Every year, National Safe Digging Month is observed throughout April. The day was established to urge all Common Ground Alliance (C.G.A.) stakeholders to promote the safe digging message in a coordinated manner during a critical month when digging activity begins across the country. Throughout the month, initiatives and activities are held across the country to promote safe digging to the general public and experts. According to the Common Ground Alliance, over 20 million miles of subterranean utilities in the United States can be destroyed by unsafe digging.
History of National Safe Digging Month
National Safe Digging Month was established in 2008 as a strategy to encourage all Common Ground Alliance (C.G.A.) stakeholders to promote the safe digging message in a coordinated manner during a critical month when digging activity begins across the country. The C.G.A. was established in 2000 with the goal of saving lives and reducing damage to America’s subsurface infrastructure by promoting effective damage prevention measures.
For a variety of reasons, humans construct holes, trenches, and other underground structures. We have long been known to have a nearly instinctive desire to dig holes in the ground, which begins in childhood. Later on in our lives, we dig the ground for food and water. Wood-lined water wells have been discovered in the early Neolithic Linear Pottery culture, such as in Kückhoven (5090 B.C.) and Eythra (5200 B.C.) in Schletz, Austria. The first archaeological excavation occurred in the sixth century B.C., when Nabonidus, King of Babylon, unearthed a thousand-year-old temple floor.
During the early Roman period, Julius Caesar’s forces took metal objects, and by the medieval period, Europeans were digging up pots that had partially emerged from erosion and weapons that had appeared on farmlands. Although humans are capable of digging with their bare hands, digging using tools is usually more convenient. The shovel is the most fundamental digging tool. In the Neolithic era and earlier, the shoulder blade of a large animal was frequently used as a primitive shovel. Nowadays, shovels are typically made of metal with a wooden handle.
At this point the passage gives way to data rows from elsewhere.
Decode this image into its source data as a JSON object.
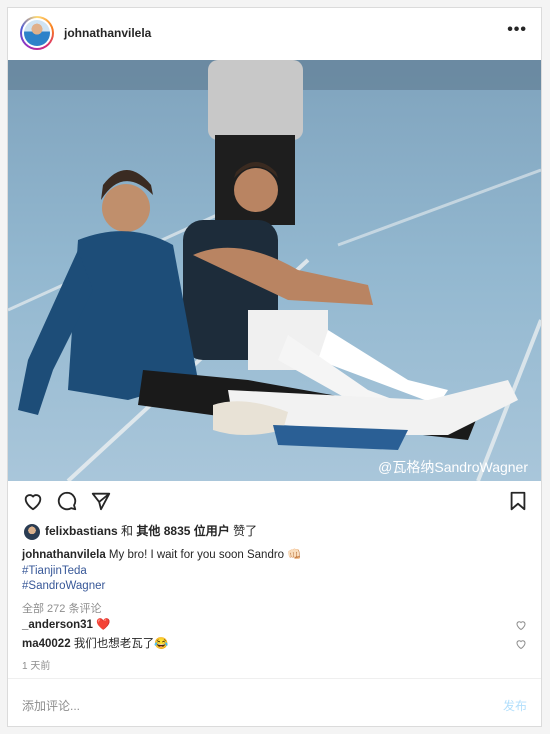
{
  "post": {
    "username": "johnathanvilela",
    "more_label": "•••",
    "watermark": "@瓦格纳SandroWagner",
    "likes": {
      "liker": "felixbastians",
      "connector": "和",
      "others": "其他 8835 位用户",
      "suffix": "赞了"
    },
    "caption": {
      "author": "johnathanvilela",
      "text": "My bro! I wait for you soon Sandro 👊🏻",
      "hashtags": [
        "#TianjinTeda",
        "#SandroWagner"
      ]
    },
    "view_comments": "全部 272 条评论",
    "comments": [
      {
        "user": "_anderson31",
        "text": "❤️"
      },
      {
        "user": "ma40022",
        "text": "我们也想老瓦了😂"
      }
    ],
    "time": "1 天前",
    "add_comment_placeholder": "添加评论...",
    "post_button": "发布"
  }
}
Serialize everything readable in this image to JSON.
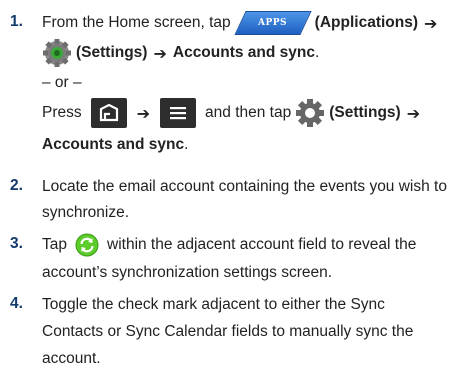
{
  "steps": [
    {
      "number": "1.",
      "from_home": "From the Home screen, tap",
      "apps_badge": "APPS",
      "applications": "(Applications)",
      "settings": "(Settings)",
      "accounts_and_sync": "Accounts and sync",
      "period": ".",
      "or_text": "– or –",
      "press": "Press",
      "and_then_tap": "and then tap",
      "settings_2": "(Settings)",
      "accounts_and_sync_2": "Accounts and sync",
      "period_2": "."
    },
    {
      "number": "2.",
      "line1": "Locate the email account containing the events you wish to",
      "line2": "synchronize."
    },
    {
      "number": "3.",
      "tap": "Tap",
      "line1_rest": "within the adjacent account field to reveal the",
      "line2": "account’s synchronization settings screen."
    },
    {
      "number": "4.",
      "line1": "Toggle the check mark adjacent to either the Sync",
      "line2": "Contacts or Sync Calendar fields to manually sync the",
      "line3": "account."
    }
  ],
  "arrow": "➔",
  "icons": {
    "apps": "apps-icon",
    "settings_green": "settings-gear-icon",
    "home_key": "home-key-icon",
    "menu_key": "menu-key-icon",
    "settings_grey": "settings-gear-icon",
    "sync": "sync-icon"
  },
  "colors": {
    "step_number": "#123a6c",
    "apps_blue": "#2a6fd4",
    "sync_green": "#4cc21e"
  }
}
National Safe Digging Month timeline
A wooden shovel is discovered in the Cheshire copper mines of Alderley Edge.
During the Second Industrial Revolution, the shovel gives way to heavier machinery such as excavators.
The Common Ground Alliance is founded to save lives and reduce underground utility damage.
National Safe Digging Month is established as a strategy to urge all C.G.A. members to dig safely.
National Safe Digging Month FAQs
What is the danger associated with digging?
The risk involved with this type of operation is the speed of an excavation collapse.
What is the most effective digging tool?
The flat-edged blade of a spade is ideal for cutting through roots or thick soil.
Is digging easier on wet ground?
The answer is no, as digging becomes more difficult when the soil is wet.
How to Observe National Safe Digging Month
Share via your socials
Social media is the fastest way to disseminate information. Spread awareness on the importance of safe digging by using the hashtags #NationalSafeDiggingMonth to spread the information and remind others how vital safe digging is.
Contact 811 before digging
Before you dig, dial 811. It may seem like an inconvenient step to complete before digging, but keep in mind that these rules are in place for a purpose. If you don't call before you dig, you could end up in serious trouble.
Visit the Common Ground Alliance website
Before you commence digging, visit the C.G.A. website for information. On the website, you will find 811 campaigns, digging guidelines, and educational videos to help you get the beat out of your digging activities safely.
5 Interesting Facts About Digging
The most common cause of pipeline accidents is unauthorized digging.
Equivalent to a football field
In the United States, there is over a football field's worth of subsurface utilities per person.
Twenty-million miles of underground utilities
According to the Common Ground Alliance, there are about 20 million miles of underground utilities in the United States.
Eight flags for underground utilities
There are eight distinct flag colors representing underground utilities like electricity, water, and so on.
Underground utility damage occurs every nine minutes
An underground utility wire is broken every nine minutes due to inappropriate digging.
Why National Safe Digging Month is Important
It promotes safety
Thousands of buried facilities are damaged every year as a result of digging activities. Nearly all services are disrupted, and some occurrences result in substantial environmental damage, serious injury, and even death. The holiday serves as a reminder to homeowners and contractors that they must call before beginning any excavation work to ensure their safety.
It protects underground utilities and crucial services
Safe digging is necessary all year to ensure the safety of persons who work or live near subsurface facilities. It also protects crucial services that affect the day-to-day life of people.
It prevents unnecessary costs
When it comes to excavating safely, health and safety must always come first. Improper digging results in underground assets being damaged and requiring repairs. National safe digging month creates avenues to prevent incurring indirect costs and lost business to local businesses.
National Safe Digging Month dates